Jacques Littlefield was the premier private collector of restored tanks and military vehicles in the world. His love of military technology led him to found the Military Vehicle Technology Foundation.
His tanks sit locked away in six warehouses totalling 70,000 square feet on 470 acres of rolling hills in the heart of Silicon Valley. Inside the 5,000 square feet of garage and work space, a 15-ton overhead crane takes out turrets and removes engines.
Nine full-time mechanics restore four tanks at a time, typically, over a two-year stretch. While another collector might get his kicks thrashing his Sherman through the mud or parading it down Main Street on Veterans' Day, Littlefield rarely takes his out for fear that they may "leave a mark on the street" or "annoy the neighbors." Besides, he could wreck the precious hardware.
Every detail of the tanks he restores must be perfect--the color of paint on each handle, extra ammo stowed in the back corner of the turret, the props for the canvas cover that was likely never used in battle.
In 2001 he project was restoring a Sturmgeschutz III. It required the fabrication of 250 parts, not including the original manufacturer's logo-marked nuts and bolts.
In Spring of 2008 I was privileged to vist his museum and his StuG III.
Sturmgeschütz III/40 ausf. G Chassis number: 92475, manufactured by Alkett ~ May 1943.
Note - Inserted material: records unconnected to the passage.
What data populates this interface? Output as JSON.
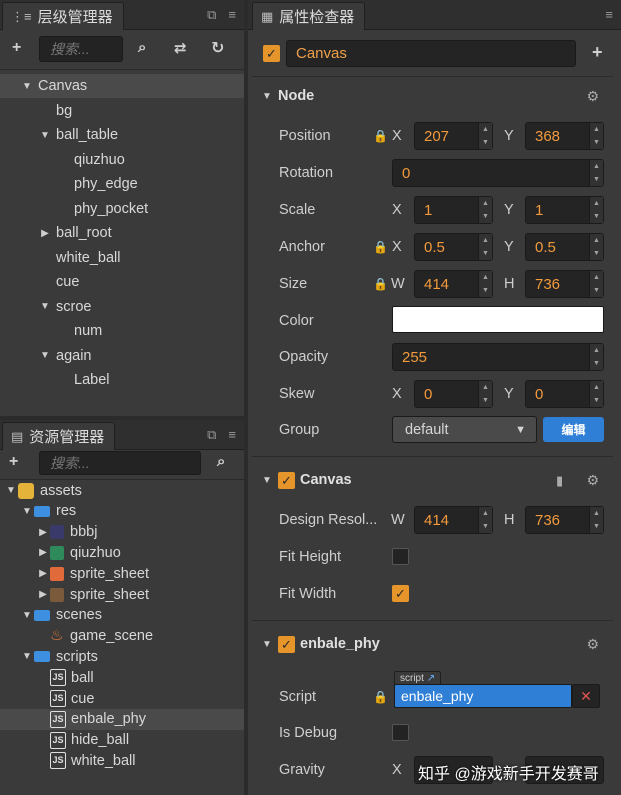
{
  "hierarchy": {
    "tab_title": "层级管理器",
    "search_placeholder": "搜索...",
    "nodes": [
      {
        "label": "Canvas",
        "level": 0,
        "expanded": true,
        "selected": true
      },
      {
        "label": "bg",
        "level": 1
      },
      {
        "label": "ball_table",
        "level": 1,
        "expanded": true
      },
      {
        "label": "qiuzhuo",
        "level": 2
      },
      {
        "label": "phy_edge",
        "level": 2
      },
      {
        "label": "phy_pocket",
        "level": 2
      },
      {
        "label": "ball_root",
        "level": 1,
        "expanded": false
      },
      {
        "label": "white_ball",
        "level": 1
      },
      {
        "label": "cue",
        "level": 1
      },
      {
        "label": "scroe",
        "level": 1,
        "expanded": true
      },
      {
        "label": "num",
        "level": 2
      },
      {
        "label": "again",
        "level": 1,
        "expanded": true
      },
      {
        "label": "Label",
        "level": 2
      }
    ]
  },
  "assets": {
    "tab_title": "资源管理器",
    "search_placeholder": "搜索...",
    "items": [
      {
        "label": "assets",
        "level": 0,
        "type": "db",
        "expanded": true
      },
      {
        "label": "res",
        "level": 1,
        "type": "folder",
        "expanded": true
      },
      {
        "label": "bbbj",
        "level": 2,
        "type": "image",
        "color": "#3a3a6a"
      },
      {
        "label": "qiuzhuo",
        "level": 2,
        "type": "image",
        "color": "#2e8a5a"
      },
      {
        "label": "sprite_sheet",
        "level": 2,
        "type": "image",
        "color": "#e06a3a"
      },
      {
        "label": "sprite_sheet",
        "level": 2,
        "type": "image",
        "color": "#7a5a3a"
      },
      {
        "label": "scenes",
        "level": 1,
        "type": "folder",
        "expanded": true
      },
      {
        "label": "game_scene",
        "level": 2,
        "type": "scene"
      },
      {
        "label": "scripts",
        "level": 1,
        "type": "folder",
        "expanded": true
      },
      {
        "label": "ball",
        "level": 2,
        "type": "js"
      },
      {
        "label": "cue",
        "level": 2,
        "type": "js"
      },
      {
        "label": "enbale_phy",
        "level": 2,
        "type": "js",
        "selected": true
      },
      {
        "label": "hide_ball",
        "level": 2,
        "type": "js"
      },
      {
        "label": "white_ball",
        "level": 2,
        "type": "js"
      }
    ]
  },
  "inspector": {
    "tab_title": "属性检查器",
    "node_name": "Canvas",
    "node_section": "Node",
    "props": {
      "position": {
        "label": "Position",
        "x": "207",
        "y": "368"
      },
      "rotation": {
        "label": "Rotation",
        "value": "0"
      },
      "scale": {
        "label": "Scale",
        "x": "1",
        "y": "1"
      },
      "anchor": {
        "label": "Anchor",
        "x": "0.5",
        "y": "0.5"
      },
      "size": {
        "label": "Size",
        "w": "414",
        "h": "736"
      },
      "color": {
        "label": "Color",
        "value": "#ffffff"
      },
      "opacity": {
        "label": "Opacity",
        "value": "255"
      },
      "skew": {
        "label": "Skew",
        "x": "0",
        "y": "0"
      },
      "group": {
        "label": "Group",
        "value": "default",
        "edit_label": "编辑"
      }
    },
    "canvas_section": "Canvas",
    "canvas": {
      "design_label": "Design Resol...",
      "w": "414",
      "h": "736",
      "fit_height_label": "Fit Height",
      "fit_width_label": "Fit Width"
    },
    "phy_section": "enbale_phy",
    "phy": {
      "script_label": "Script",
      "script_tag": "script",
      "script_value": "enbale_phy",
      "debug_label": "Is Debug",
      "gravity_label": "Gravity"
    },
    "axis": {
      "x": "X",
      "y": "Y",
      "w": "W",
      "h": "H"
    }
  },
  "watermark": "知乎 @游戏新手开发赛哥",
  "colors": {
    "accent": "#e6952b",
    "value": "#f29a3c",
    "selection": "#3d8fe0"
  }
}
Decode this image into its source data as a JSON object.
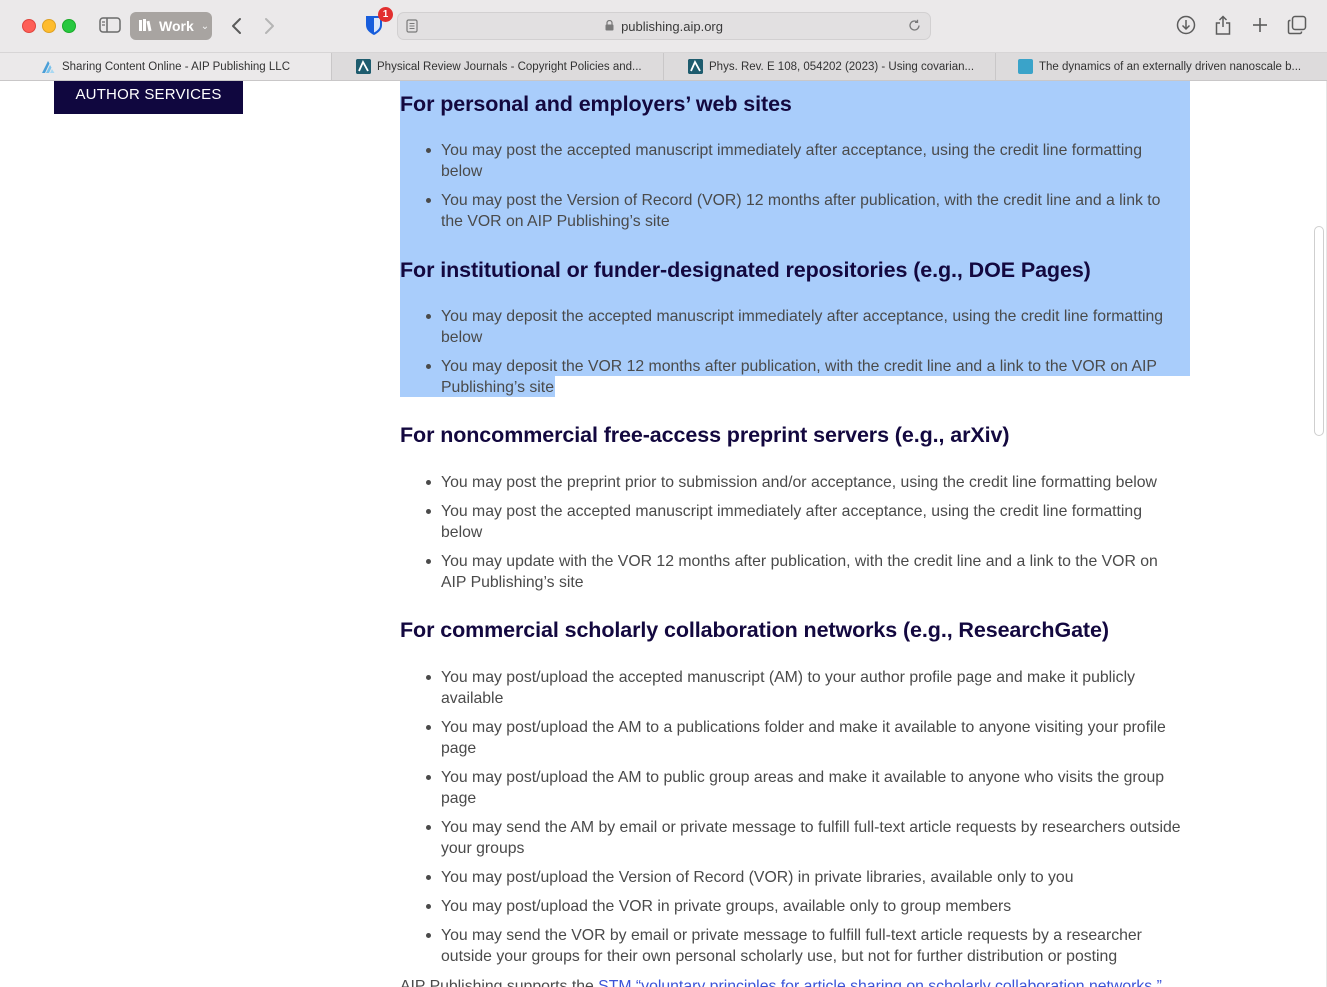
{
  "browser": {
    "profile": "Work",
    "extension_badge": "1",
    "address": "publishing.aip.org",
    "tabs": [
      {
        "title": "Sharing Content Online - AIP Publishing LLC",
        "active": true
      },
      {
        "title": "Physical Review Journals - Copyright Policies and...",
        "active": false
      },
      {
        "title": "Phys. Rev. E 108, 054202 (2023) - Using covarian...",
        "active": false
      },
      {
        "title": "The dynamics of an externally driven nanoscale b...",
        "active": false
      }
    ]
  },
  "sidebar": {
    "author_services": "AUTHOR SERVICES"
  },
  "sections": [
    {
      "heading": "For personal and employers’ web sites",
      "items": [
        "You may post the accepted manuscript immediately after acceptance, using the credit line formatting below",
        "You may post the Version of Record (VOR) 12 months after publication, with the credit line and a link to the VOR on AIP Publishing’s site"
      ]
    },
    {
      "heading": "For institutional or funder-designated repositories (e.g., DOE Pages)",
      "items": [
        "You may deposit the accepted manuscript immediately after acceptance, using the credit line formatting below",
        "You may deposit the VOR 12 months after publication, with the credit line and a link to the VOR on AIP Publishing’s site"
      ]
    },
    {
      "heading": "For noncommercial free-access preprint servers (e.g., arXiv)",
      "items": [
        "You may post the preprint prior to submission and/or acceptance, using the credit line formatting below",
        "You may post the accepted manuscript immediately after acceptance, using the credit line formatting below",
        "You may update with the VOR 12 months after publication, with the credit line and a link to the VOR on AIP Publishing’s site"
      ]
    },
    {
      "heading": "For commercial scholarly collaboration networks (e.g., ResearchGate)",
      "items": [
        "You may post/upload the accepted manuscript (AM) to your author profile page and make it publicly available",
        "You may post/upload the AM to a publications folder and make it available to anyone visiting your profile page",
        "You may post/upload the AM to public group areas and make it available to anyone who visits the group page",
        "You may send the AM by email or private message to fulfill full-text article requests by researchers outside your groups",
        "You may post/upload the Version of Record (VOR) in private libraries, available only to you",
        "You may post/upload the VOR in private groups, available only to group members",
        "You may send the VOR by email or private message to fulfill full-text article requests by a researcher outside your groups for their own personal scholarly use, but not for further distribution or posting"
      ]
    }
  ],
  "footer_partial": {
    "prefix": "AIP Publishing supports the ",
    "link": "STM “voluntary principles for article sharing on scholarly collaboration networks.”"
  },
  "colors": {
    "heading": "#13083f",
    "selection": "#a9cdfb",
    "author_button": "#10073f",
    "link": "#3b53d8"
  }
}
This vehicle served in the Finish army from 1943 on where is carried the registration-number of "Ps.531-16". Now the vehicle resides with the Jacques Littlefield, The Military Vehicle Technology Foundation, Portola Valley, California. The StuG is restored to the original German colour-scheme and the condition it was in when arriving in Finland in 1943 (the exception being the gun's travel lock, which in this particular case is a Finnish post-war addition.